-- Work instruction --
Wherever the word "Today" appears in a line below, that line counts; report the total number of such lines only.

___ Data for the task ___

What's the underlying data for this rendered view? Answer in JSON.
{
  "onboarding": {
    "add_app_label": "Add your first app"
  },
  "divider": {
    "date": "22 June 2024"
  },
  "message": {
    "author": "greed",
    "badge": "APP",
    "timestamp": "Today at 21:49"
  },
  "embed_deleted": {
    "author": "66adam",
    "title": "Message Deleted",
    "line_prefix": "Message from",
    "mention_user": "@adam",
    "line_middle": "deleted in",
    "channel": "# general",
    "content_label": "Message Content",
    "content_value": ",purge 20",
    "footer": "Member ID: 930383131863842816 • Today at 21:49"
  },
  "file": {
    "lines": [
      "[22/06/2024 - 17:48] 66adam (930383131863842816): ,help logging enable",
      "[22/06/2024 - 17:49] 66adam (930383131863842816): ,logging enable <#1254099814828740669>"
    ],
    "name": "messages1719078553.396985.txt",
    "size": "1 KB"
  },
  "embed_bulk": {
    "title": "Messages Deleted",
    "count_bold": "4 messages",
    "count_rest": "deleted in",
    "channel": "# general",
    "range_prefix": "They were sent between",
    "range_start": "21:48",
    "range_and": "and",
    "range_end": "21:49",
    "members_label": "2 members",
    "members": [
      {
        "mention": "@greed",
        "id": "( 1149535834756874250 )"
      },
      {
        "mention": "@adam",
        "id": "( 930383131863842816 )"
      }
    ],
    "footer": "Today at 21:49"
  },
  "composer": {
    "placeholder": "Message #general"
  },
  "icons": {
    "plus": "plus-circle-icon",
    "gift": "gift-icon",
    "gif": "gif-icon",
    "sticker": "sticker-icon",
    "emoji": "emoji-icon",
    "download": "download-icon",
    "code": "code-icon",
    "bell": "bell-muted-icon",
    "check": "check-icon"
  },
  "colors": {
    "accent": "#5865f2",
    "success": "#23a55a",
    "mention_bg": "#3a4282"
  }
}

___

-- Exercise result --
3